§ Task prompt
All lines holding the word "Product" should be located in the records and copied.
┌─ Source material
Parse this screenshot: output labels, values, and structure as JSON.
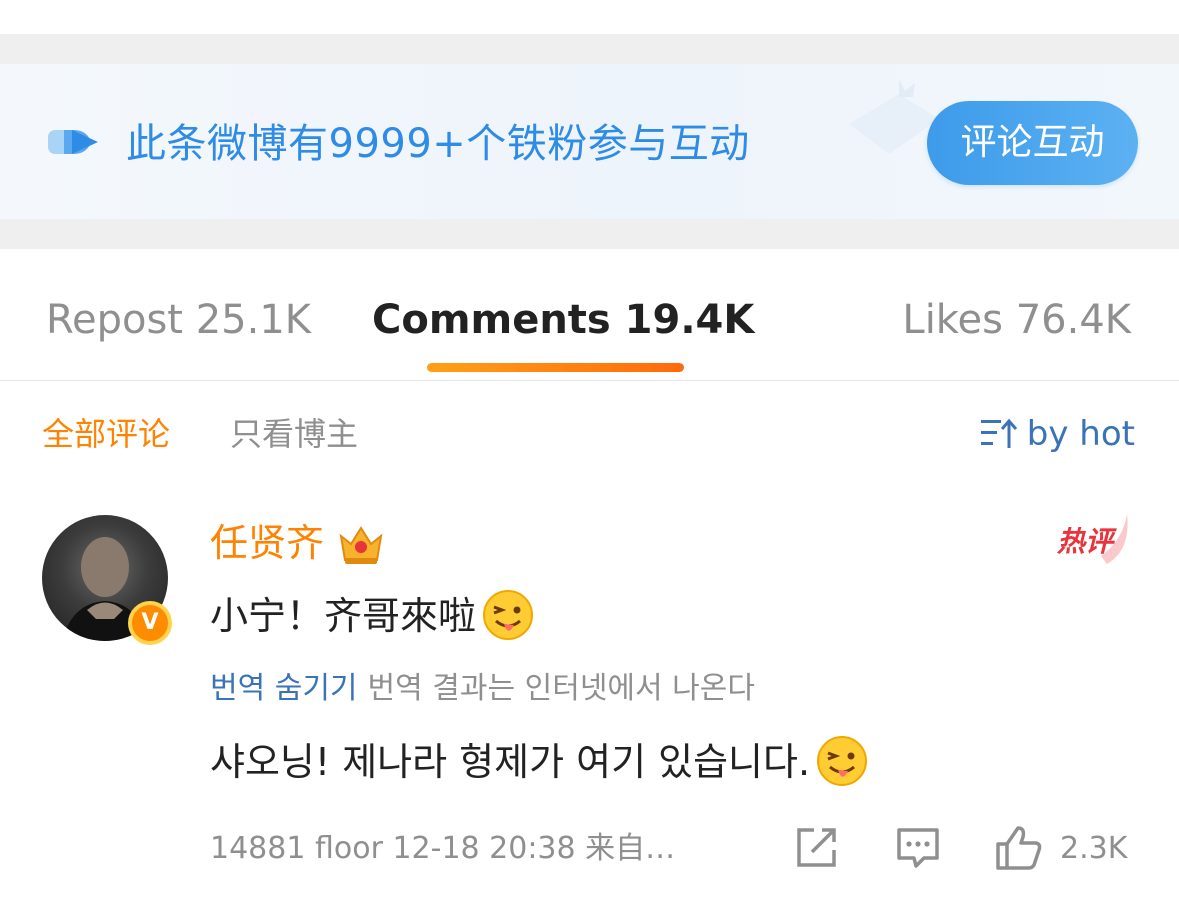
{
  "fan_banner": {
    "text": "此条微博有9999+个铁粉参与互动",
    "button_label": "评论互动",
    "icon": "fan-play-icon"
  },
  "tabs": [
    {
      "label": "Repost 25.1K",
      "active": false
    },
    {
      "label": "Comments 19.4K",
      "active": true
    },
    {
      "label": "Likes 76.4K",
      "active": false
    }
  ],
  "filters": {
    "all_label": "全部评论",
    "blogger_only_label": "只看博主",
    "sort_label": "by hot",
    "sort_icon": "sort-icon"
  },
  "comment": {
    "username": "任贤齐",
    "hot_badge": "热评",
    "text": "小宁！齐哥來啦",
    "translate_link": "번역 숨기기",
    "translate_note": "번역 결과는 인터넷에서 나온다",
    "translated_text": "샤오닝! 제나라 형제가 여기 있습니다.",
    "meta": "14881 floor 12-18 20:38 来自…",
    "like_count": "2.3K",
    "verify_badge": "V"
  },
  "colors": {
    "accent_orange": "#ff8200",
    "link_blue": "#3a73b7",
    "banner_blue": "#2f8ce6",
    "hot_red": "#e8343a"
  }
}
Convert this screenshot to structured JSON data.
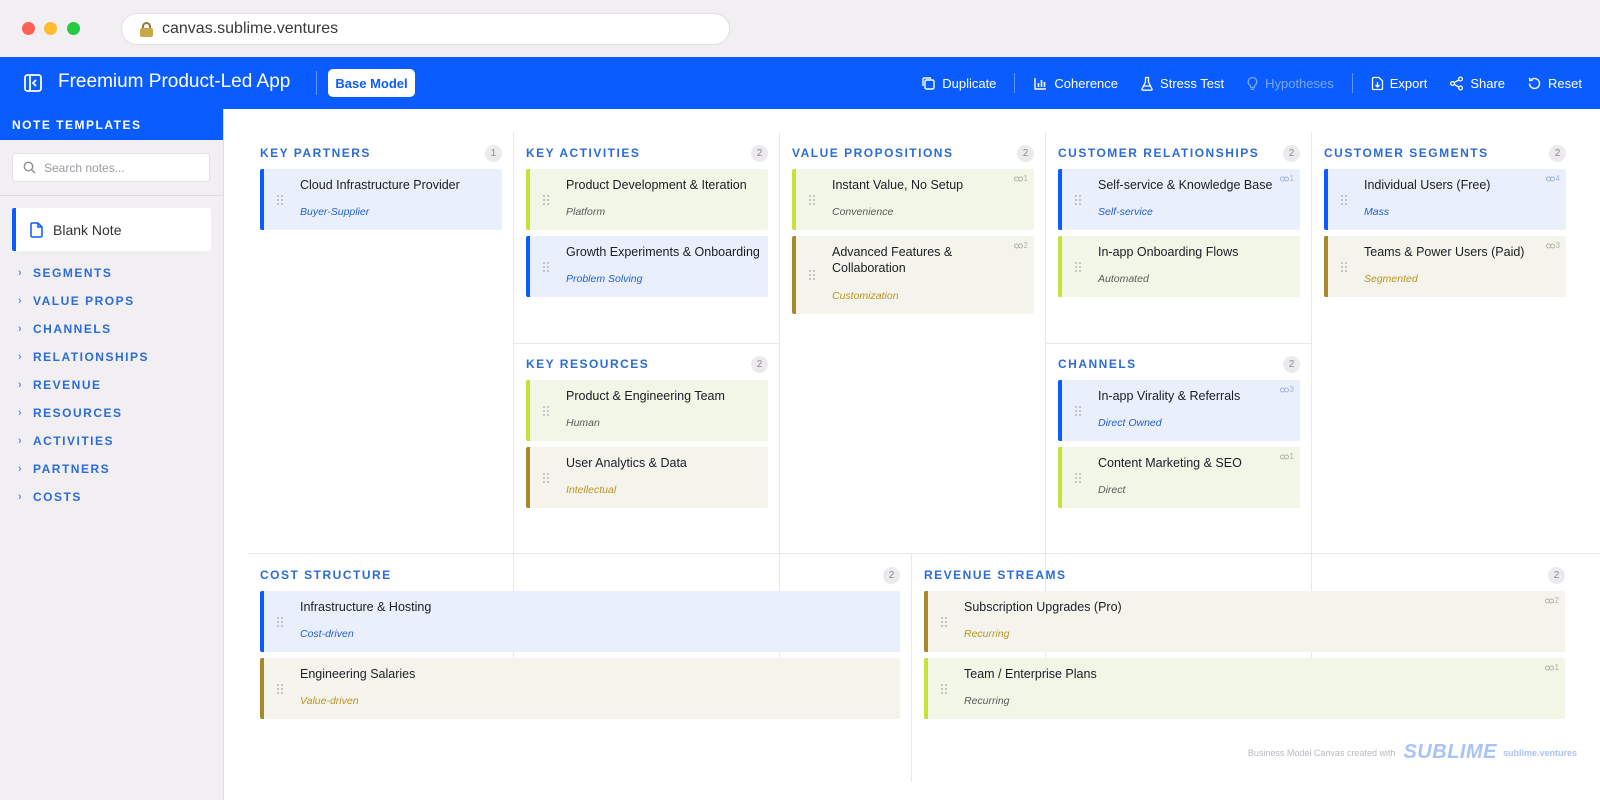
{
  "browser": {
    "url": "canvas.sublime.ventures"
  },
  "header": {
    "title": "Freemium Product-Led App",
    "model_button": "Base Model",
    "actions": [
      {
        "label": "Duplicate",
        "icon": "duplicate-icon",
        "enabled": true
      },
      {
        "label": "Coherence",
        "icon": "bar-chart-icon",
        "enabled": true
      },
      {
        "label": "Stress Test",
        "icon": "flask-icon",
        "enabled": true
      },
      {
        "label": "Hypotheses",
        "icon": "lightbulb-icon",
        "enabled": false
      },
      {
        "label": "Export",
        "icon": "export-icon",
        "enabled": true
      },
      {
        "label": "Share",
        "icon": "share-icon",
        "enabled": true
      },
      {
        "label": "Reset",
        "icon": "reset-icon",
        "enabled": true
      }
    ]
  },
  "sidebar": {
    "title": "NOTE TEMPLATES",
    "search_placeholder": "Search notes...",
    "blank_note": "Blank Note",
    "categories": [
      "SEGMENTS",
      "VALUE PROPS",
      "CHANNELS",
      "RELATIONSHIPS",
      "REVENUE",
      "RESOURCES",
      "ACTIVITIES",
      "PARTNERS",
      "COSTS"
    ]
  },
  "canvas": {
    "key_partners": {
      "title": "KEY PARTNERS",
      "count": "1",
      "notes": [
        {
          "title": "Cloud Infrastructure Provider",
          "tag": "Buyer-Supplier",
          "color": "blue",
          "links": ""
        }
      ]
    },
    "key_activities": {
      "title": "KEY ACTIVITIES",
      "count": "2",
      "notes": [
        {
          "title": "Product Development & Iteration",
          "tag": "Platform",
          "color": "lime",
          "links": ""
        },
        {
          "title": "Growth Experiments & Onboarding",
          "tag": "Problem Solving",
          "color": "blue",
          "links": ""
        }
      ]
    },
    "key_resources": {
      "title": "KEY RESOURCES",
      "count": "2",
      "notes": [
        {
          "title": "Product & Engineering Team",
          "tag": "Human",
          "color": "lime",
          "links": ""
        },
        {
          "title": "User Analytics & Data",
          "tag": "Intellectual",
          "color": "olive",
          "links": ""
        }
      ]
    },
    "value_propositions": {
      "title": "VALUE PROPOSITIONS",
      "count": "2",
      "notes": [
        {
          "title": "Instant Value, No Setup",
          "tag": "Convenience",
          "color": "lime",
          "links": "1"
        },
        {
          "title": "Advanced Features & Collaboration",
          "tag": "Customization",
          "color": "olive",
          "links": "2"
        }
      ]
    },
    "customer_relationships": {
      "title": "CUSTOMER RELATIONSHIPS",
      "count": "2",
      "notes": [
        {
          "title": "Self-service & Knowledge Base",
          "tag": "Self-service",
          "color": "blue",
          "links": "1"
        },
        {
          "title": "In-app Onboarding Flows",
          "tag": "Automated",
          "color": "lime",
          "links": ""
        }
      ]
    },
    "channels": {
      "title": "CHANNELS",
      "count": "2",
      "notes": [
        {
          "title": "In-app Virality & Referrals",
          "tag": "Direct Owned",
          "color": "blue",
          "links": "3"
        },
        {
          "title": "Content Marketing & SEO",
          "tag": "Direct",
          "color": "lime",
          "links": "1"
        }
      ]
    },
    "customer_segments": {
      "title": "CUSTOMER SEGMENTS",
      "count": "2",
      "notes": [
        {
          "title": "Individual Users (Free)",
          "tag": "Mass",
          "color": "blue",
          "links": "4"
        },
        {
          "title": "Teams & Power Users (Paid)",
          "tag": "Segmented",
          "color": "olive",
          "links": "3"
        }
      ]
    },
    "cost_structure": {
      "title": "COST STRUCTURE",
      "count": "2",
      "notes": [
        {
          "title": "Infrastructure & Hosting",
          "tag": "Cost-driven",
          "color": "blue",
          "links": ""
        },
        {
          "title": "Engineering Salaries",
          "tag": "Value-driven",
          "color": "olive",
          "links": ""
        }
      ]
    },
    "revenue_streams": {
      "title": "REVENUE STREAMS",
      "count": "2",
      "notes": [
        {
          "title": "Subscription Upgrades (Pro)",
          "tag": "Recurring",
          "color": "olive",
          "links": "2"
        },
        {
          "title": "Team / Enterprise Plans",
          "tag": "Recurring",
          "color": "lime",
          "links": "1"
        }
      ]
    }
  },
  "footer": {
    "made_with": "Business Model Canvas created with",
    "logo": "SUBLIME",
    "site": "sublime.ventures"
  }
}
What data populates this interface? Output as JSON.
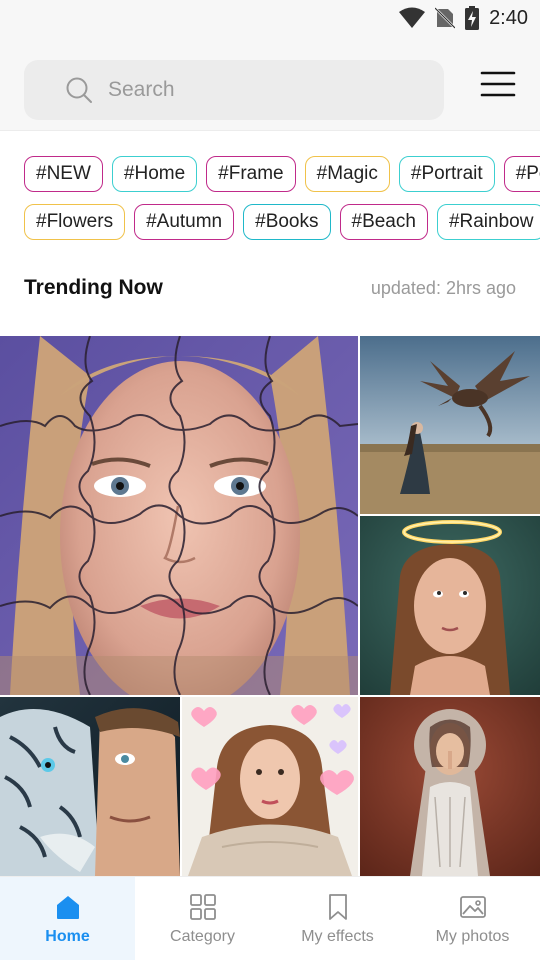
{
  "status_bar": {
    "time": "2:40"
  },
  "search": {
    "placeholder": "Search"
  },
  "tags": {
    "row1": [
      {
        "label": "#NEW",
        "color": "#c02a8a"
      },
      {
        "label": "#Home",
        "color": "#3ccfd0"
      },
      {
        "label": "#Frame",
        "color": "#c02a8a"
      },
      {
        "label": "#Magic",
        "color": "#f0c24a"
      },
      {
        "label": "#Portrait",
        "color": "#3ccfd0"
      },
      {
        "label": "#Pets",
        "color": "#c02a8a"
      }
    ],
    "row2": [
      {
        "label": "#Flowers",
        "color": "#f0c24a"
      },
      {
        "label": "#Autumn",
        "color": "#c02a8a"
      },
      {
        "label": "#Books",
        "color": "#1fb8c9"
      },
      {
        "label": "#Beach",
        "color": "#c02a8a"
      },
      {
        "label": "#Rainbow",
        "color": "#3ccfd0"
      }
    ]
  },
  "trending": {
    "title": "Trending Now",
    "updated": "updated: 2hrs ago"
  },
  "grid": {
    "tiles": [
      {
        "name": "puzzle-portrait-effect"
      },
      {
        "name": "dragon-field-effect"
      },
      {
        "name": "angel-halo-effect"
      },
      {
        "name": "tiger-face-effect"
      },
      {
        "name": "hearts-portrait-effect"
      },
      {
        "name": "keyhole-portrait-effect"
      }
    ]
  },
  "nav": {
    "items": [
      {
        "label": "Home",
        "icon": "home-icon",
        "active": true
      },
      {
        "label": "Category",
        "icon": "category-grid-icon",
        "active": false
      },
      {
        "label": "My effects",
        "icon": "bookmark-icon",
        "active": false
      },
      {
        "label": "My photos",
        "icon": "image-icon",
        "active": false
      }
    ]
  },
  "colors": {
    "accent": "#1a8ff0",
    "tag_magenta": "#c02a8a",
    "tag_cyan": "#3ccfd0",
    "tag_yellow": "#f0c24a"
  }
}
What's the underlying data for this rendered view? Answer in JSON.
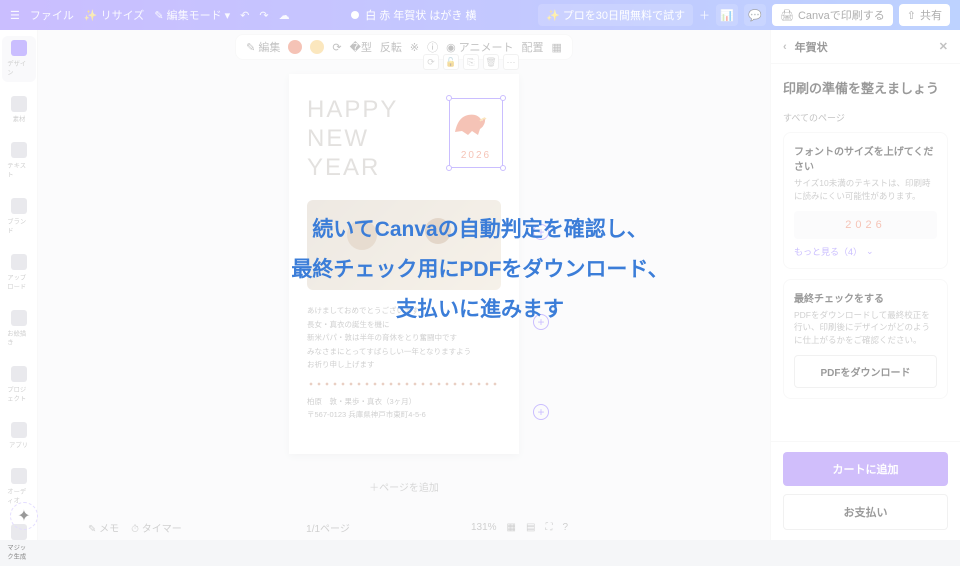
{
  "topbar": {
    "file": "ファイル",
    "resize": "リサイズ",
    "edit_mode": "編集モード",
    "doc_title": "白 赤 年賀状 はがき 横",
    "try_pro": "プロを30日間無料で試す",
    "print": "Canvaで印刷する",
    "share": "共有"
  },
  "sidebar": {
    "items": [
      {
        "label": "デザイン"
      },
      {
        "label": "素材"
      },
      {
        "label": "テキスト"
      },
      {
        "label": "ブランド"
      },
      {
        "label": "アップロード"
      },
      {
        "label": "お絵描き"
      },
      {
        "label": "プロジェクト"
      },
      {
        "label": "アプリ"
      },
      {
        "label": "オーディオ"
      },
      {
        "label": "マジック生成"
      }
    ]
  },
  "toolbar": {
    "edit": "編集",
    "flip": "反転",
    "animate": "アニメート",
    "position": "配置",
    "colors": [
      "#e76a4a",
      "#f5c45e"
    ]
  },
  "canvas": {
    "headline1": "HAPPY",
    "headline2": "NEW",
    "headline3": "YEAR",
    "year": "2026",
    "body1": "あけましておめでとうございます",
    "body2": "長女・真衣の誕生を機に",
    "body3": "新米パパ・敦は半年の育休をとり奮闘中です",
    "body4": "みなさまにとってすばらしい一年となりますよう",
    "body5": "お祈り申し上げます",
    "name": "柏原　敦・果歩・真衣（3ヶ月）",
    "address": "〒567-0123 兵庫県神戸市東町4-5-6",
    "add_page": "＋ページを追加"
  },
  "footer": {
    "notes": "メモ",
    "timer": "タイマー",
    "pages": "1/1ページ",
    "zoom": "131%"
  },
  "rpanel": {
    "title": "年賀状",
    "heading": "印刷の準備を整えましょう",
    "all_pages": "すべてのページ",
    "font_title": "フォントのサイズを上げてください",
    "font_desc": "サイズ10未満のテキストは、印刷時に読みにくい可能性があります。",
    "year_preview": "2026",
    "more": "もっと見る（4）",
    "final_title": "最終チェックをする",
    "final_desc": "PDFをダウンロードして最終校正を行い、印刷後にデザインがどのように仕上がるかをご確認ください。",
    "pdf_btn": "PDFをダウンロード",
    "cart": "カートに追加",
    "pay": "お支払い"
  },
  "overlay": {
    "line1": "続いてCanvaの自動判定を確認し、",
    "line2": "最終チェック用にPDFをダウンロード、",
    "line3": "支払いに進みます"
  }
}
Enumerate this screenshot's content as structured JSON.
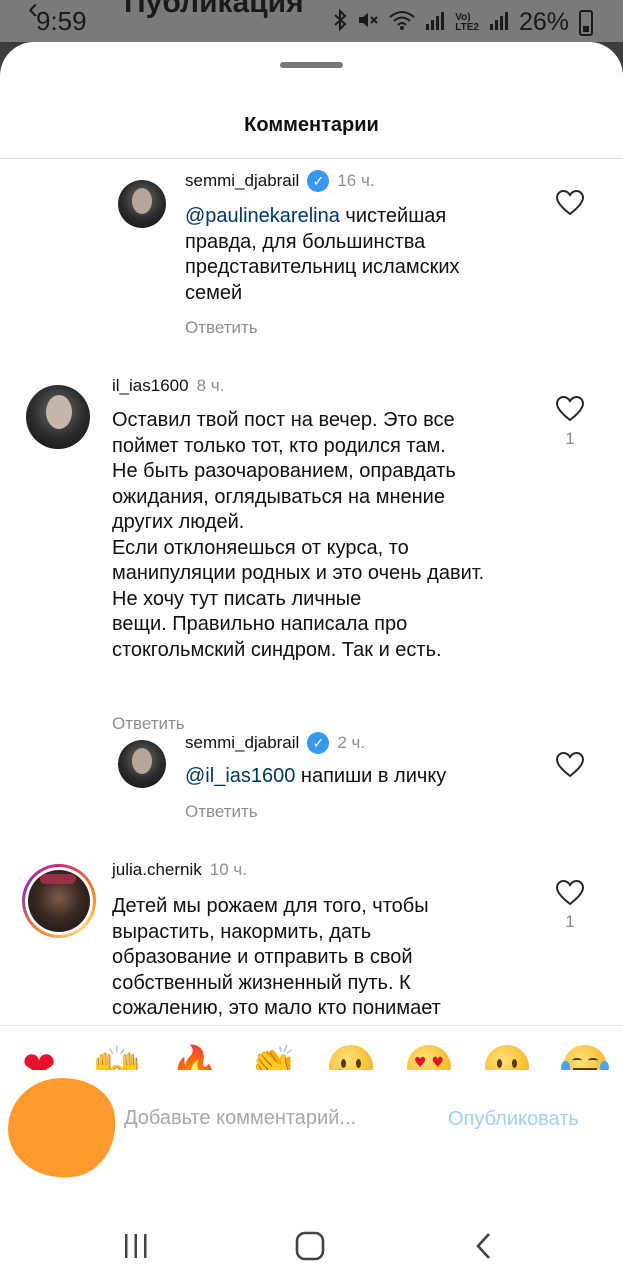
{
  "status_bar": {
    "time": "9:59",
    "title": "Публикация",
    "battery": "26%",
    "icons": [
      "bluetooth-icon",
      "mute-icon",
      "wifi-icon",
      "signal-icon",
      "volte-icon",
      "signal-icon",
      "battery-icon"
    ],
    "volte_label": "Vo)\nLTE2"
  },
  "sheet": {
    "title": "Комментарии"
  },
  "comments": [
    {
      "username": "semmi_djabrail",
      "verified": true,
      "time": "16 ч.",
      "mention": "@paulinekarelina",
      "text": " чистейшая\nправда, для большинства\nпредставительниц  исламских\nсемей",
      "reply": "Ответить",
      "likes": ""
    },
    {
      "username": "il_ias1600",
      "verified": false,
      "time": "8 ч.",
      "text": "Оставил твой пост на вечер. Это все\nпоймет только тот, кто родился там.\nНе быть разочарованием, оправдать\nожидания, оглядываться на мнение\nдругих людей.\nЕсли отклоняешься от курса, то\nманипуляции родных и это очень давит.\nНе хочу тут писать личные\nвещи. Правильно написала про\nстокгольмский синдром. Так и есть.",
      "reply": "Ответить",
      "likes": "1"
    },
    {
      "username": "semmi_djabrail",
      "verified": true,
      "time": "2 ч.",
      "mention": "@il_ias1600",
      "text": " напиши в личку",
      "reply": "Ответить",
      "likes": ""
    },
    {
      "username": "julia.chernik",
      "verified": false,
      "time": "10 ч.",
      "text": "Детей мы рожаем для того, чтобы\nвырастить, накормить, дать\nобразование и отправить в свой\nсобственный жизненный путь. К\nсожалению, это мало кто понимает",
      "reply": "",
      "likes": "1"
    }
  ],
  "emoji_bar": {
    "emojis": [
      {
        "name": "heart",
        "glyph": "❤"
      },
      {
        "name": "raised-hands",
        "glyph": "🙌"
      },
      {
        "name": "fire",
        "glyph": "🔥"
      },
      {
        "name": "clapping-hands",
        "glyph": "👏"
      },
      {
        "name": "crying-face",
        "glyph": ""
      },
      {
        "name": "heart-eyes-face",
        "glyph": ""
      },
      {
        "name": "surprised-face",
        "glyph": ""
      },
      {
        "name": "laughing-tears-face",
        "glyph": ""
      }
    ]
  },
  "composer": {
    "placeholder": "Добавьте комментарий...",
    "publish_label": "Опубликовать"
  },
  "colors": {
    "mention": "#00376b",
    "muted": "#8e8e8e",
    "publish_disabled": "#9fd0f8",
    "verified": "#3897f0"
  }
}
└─
§ Result
    "title": "Freemium Product-Led App",
          "title": "Product Development & Iteration",
          "title": "Product & Engineering Team",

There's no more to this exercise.